Why Your Face Turns Red When Exercising
You’re working out at the same intensity as everyone around you, but when you glance in the mirror, you notice most people are sporting a rosy-cheeked glow but you look like a ripe tomato. And the longer you work, the redder you get. What’s going on?
As We Heat Up, Our Body Tries to Cool Down
The fact is that during exercise, everyone creates heat, that’s why your thermoregulation system kicks on and makes you sweat to cool you down. But that heat has another major effect, according to Nieca Goldberg, M.D., a cardiologist at NYU Langone Health.
“The warmth you experience when working out widens your blood vessels temporarily, and that’s a good thing,” she says. “It brings more oxygen into your system and enhances the ability for the arteries to increase blood flow and cool you down.”
But that rushing blood also goes into the vessels in the face for some people. That’s not a uniform effect, though, Goldberg says, and they’re not quite sure why. Some people may have blood vessels closer to the surface, perhaps, or that’s just a quirk of how their blood flows. Also, she adds, people with minor rosacea — a skin condition that results in redness — will likely experience this red-face effect even more.
Reducing the Issue
Knowing that a bright red face is usually normal may bring some reassurance, but if the issue bothers you, it’s likely not enough comfort. Fortunately, there are some strategies you can employ to reduce that tomato-cheeked reaction.

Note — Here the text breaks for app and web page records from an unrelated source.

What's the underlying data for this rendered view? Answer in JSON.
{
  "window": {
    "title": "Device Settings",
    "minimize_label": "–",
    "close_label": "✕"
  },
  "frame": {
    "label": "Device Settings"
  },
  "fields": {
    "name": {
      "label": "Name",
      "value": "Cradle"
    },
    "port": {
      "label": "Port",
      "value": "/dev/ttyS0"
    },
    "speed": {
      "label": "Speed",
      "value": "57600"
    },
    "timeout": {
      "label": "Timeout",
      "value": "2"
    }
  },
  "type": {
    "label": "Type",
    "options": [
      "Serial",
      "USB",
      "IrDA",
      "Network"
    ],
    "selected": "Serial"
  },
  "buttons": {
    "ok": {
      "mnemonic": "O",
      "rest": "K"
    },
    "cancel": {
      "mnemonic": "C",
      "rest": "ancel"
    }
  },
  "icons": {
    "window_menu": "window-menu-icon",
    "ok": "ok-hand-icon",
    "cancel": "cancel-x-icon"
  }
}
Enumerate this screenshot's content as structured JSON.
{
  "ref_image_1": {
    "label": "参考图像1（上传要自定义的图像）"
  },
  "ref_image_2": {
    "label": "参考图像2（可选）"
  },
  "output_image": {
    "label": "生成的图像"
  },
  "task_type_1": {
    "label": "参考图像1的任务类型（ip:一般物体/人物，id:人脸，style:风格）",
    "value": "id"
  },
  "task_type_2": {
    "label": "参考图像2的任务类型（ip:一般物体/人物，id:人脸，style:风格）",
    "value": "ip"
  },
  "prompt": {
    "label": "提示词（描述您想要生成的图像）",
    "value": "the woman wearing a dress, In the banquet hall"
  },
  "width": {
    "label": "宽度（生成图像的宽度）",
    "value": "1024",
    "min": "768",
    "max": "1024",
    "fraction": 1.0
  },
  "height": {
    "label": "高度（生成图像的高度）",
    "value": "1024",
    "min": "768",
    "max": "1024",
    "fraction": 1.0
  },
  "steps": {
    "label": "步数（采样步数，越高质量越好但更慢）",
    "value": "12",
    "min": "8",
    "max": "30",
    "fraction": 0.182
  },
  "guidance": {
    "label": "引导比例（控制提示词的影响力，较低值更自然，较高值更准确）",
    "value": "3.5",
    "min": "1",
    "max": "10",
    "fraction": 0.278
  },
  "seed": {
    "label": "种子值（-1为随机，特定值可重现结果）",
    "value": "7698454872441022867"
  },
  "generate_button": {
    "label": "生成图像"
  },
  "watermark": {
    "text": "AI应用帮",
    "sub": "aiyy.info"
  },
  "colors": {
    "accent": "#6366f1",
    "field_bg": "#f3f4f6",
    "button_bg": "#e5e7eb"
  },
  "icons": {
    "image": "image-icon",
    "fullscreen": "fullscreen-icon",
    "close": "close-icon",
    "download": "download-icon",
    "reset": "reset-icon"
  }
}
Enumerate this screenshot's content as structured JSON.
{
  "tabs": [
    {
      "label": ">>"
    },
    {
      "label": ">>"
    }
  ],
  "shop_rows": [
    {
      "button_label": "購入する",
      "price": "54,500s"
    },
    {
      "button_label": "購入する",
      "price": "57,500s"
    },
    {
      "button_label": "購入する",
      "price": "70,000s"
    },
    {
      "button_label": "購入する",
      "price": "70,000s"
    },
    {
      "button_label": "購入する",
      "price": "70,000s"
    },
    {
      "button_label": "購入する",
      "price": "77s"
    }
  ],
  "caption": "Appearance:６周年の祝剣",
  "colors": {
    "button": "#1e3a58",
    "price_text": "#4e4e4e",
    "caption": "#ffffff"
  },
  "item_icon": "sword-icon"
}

1. Dress for the occasion: Make sure you’re wearing appropriate clothing for exercise, Goldberg recommends. If you’re not layering and removing clothes as you get hotter, it can increase the red-face effect because you’ll be trapping heat.
2. Hydrate, hydrate, hydrate: As with any exercise, stay hydrated, because that’s another way to cool down. And limit how much you exercise in the heat, which can put you at risk for issues like heat exhaustion.
3. Cool down while you’re working out: Also, make sure to cool as you workout, not just afterward. Drinking cold water helps, but it’s even better to splash your neck, arms, and legs with a little cool water, advises Ollie Jay, Ph.D., Associate Professor in Thermoregulatory Physiology at The University of Sydney.
“When you wet your limbs and neck, it allows the body to shed excess heat at a faster rate,” he says. “That’s especially true if you have a secondary cooling source like a fan or wind, because you’re promoting evaporation, which is what lowers your core temperature.”
Pro Tip: If you’re in a gym or class where taking a mini-shower isn’t really an option, there’s another super-fast way to chill out: Put a cold, damp towel on the back of your neck, Jay suggests. If you can put some crushed ice inside, that’s even better. This will get your temp down quickly, and most likely start to take that redness down as well.
Spotting a Problem
Most likely, even if you reach a bright-red level while working out, the color should go back to normal within 15 minutes after exercising. It may also take a bit longer if you’re outside in the heat, because that means you’ll be cooling down slower.
If you’re still looking like a tomato a few hours later, though, that’s when you should consider seeing a doc, suggests Goldberg.
“In that case, it could be a dermatology issue, like rosacea you didn’t know you had, but it could also be a circulation problem,” she says. “If you’ve been using tactics to cool down faster and it’s not working, you may want to get it checked out.”
Definitely make an appointment if you have other worrying symptoms, she adds, such as nausea, shortness of breath, and a rapid heart rate, which could all be signs of overexertion.